### Spread of H1N1 (swine) flu and mathematics

I came across an interesting blog post by Murray Borne titled H1N1 and the Logistic Equation. It explains how a logistic function can be used to model the spread of a virus or a disease in a given population.

Now, maybe you don't know what is logistic function or equation. It is shown in the blogpost; it uses the exponential function as a part of it. Basically, it is like an exponential growth function but it is limited after a certain point so that the growth tapers off, and approaches a certain (upper) limit.

Murray shows the graph, and then shows a real-life example about the spread of swine flu in Mexico last spring. It's a great, yet fairly simple, example of how mathematics is used for modeling real-life situations.

You could definitely use it as such an example with your students, even if you don't understand a THING about logistic equations. You see, seeing how math is used is definitely inspiring and motivating to a lot of students - especially when it ties in with some current "hot topic" such as the H1N1 flu.

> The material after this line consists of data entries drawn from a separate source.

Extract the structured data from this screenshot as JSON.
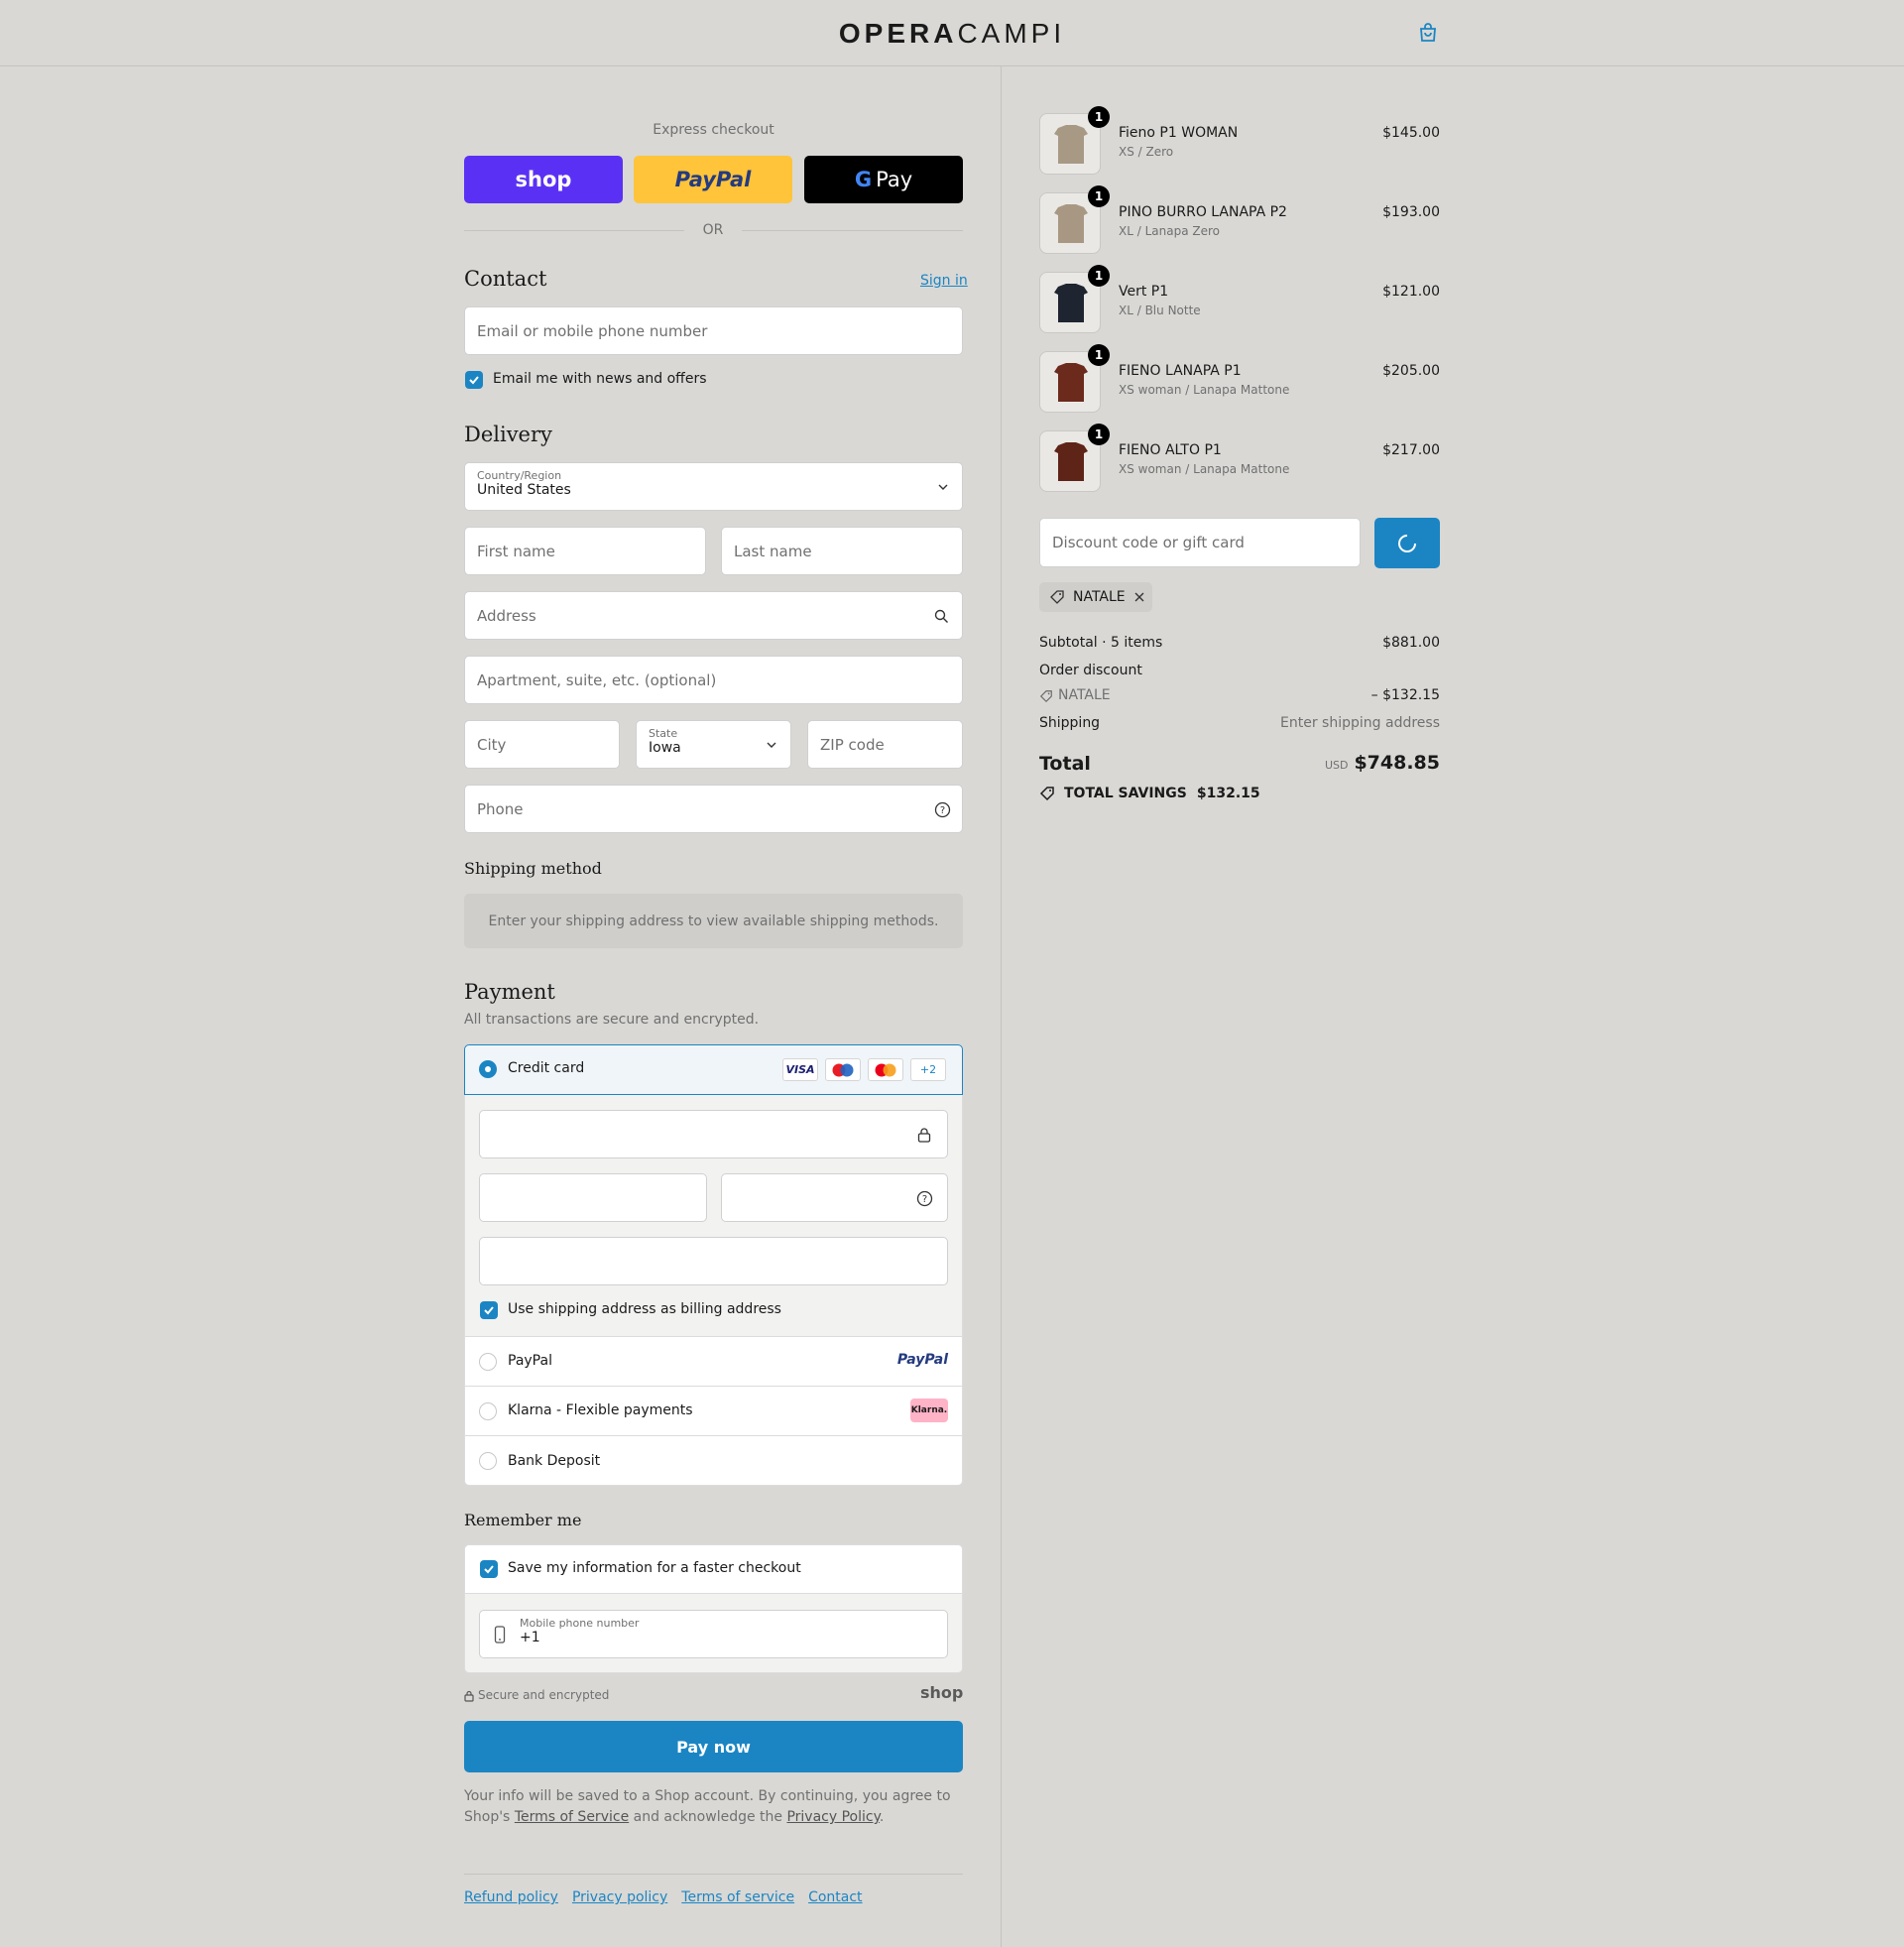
{
  "header": {
    "logo_bold": "OPERA",
    "logo_light": "CAMPI",
    "cart_icon": "bag-icon"
  },
  "express": {
    "title": "Express checkout",
    "shop_label": "shop",
    "paypal_label": "PayPal",
    "gpay_label": "Pay",
    "or": "OR"
  },
  "contact": {
    "title": "Contact",
    "sign_in": "Sign in",
    "email_placeholder": "Email or mobile phone number",
    "news_label": "Email me with news and offers"
  },
  "delivery": {
    "title": "Delivery",
    "country_label": "Country/Region",
    "country_value": "United States",
    "first_name": "First name",
    "last_name": "Last name",
    "address": "Address",
    "apartment": "Apartment, suite, etc. (optional)",
    "city": "City",
    "state_label": "State",
    "state_value": "Iowa",
    "zip": "ZIP code",
    "phone": "Phone"
  },
  "shipping_method": {
    "title": "Shipping method",
    "note": "Enter your shipping address to view available shipping methods."
  },
  "payment": {
    "title": "Payment",
    "subtitle": "All transactions are secure and encrypted.",
    "credit_card": "Credit card",
    "visa": "VISA",
    "more_cards": "+2",
    "billing_label": "Use shipping address as billing address",
    "paypal": "PayPal",
    "paypal_logo": "PayPal",
    "klarna": "Klarna - Flexible payments",
    "klarna_logo": "Klarna.",
    "bank": "Bank Deposit"
  },
  "remember": {
    "title": "Remember me",
    "save_label": "Save my information for a faster checkout",
    "mobile_label": "Mobile phone number",
    "mobile_value": "+1",
    "secure": "Secure and encrypted",
    "shop_logo": "shop"
  },
  "pay_now": "Pay now",
  "legal": {
    "line1": "Your info will be saved to a Shop account. By continuing, you agree to Shop's",
    "tos": "Terms of Service",
    "mid": " and acknowledge the ",
    "privacy": "Privacy Policy",
    "end": "."
  },
  "footer_links": [
    "Refund policy",
    "Privacy policy",
    "Terms of service",
    "Contact"
  ],
  "cart": {
    "items": [
      {
        "name": "Fieno P1 WOMAN",
        "variant": "XS / Zero",
        "price": "$145.00",
        "qty": "1",
        "color": "#a89985"
      },
      {
        "name": "PINO BURRO LANAPA P2",
        "variant": "XL / Lanapa Zero",
        "price": "$193.00",
        "qty": "1",
        "color": "#a89883"
      },
      {
        "name": "Vert P1",
        "variant": "XL / Blu Notte",
        "price": "$121.00",
        "qty": "1",
        "color": "#1e2430"
      },
      {
        "name": "FIENO LANAPA P1",
        "variant": "XS woman / Lanapa Mattone",
        "price": "$205.00",
        "qty": "1",
        "color": "#6b2a1c"
      },
      {
        "name": "FIENO ALTO P1",
        "variant": "XS woman / Lanapa Mattone",
        "price": "$217.00",
        "qty": "1",
        "color": "#5e2417"
      }
    ],
    "discount_placeholder": "Discount code or gift card",
    "applied_code": "NATALE",
    "subtotal_label": "Subtotal · 5 items",
    "subtotal_value": "$881.00",
    "order_discount": "Order discount",
    "discount_code": "NATALE",
    "discount_value": "– $132.15",
    "shipping_label": "Shipping",
    "shipping_value": "Enter shipping address",
    "total_label": "Total",
    "currency": "USD",
    "total_value": "$748.85",
    "savings_label": "TOTAL SAVINGS",
    "savings_value": "$132.15"
  },
  "colors": {
    "accent": "#1b85c3",
    "shop_purple": "#5a31f4",
    "paypal_yellow": "#ffc439"
  }
}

Now, maybe you don't know what is logistic function or equation. It is shown in the blogpost; it uses the exponential function as a part of it. Basically, it is like an exponential growth function but it is limited after a certain point so that the growth tapers off, and approaches a certain (upper) limit.

Murray shows the graph, and then shows a real-life example about the spread of swine flu in Mexico last spring. It's a great, yet fairly simple, example of how mathematics is used for modeling real-life situations.

You could definitely use it as such an example with your students, even if you don't understand a THING about logistic equations. You see, seeing how math is used is definitely inspiring and motivating to a lot of students - especially when it ties in with some current "hot topic" such as the H1N1 flu.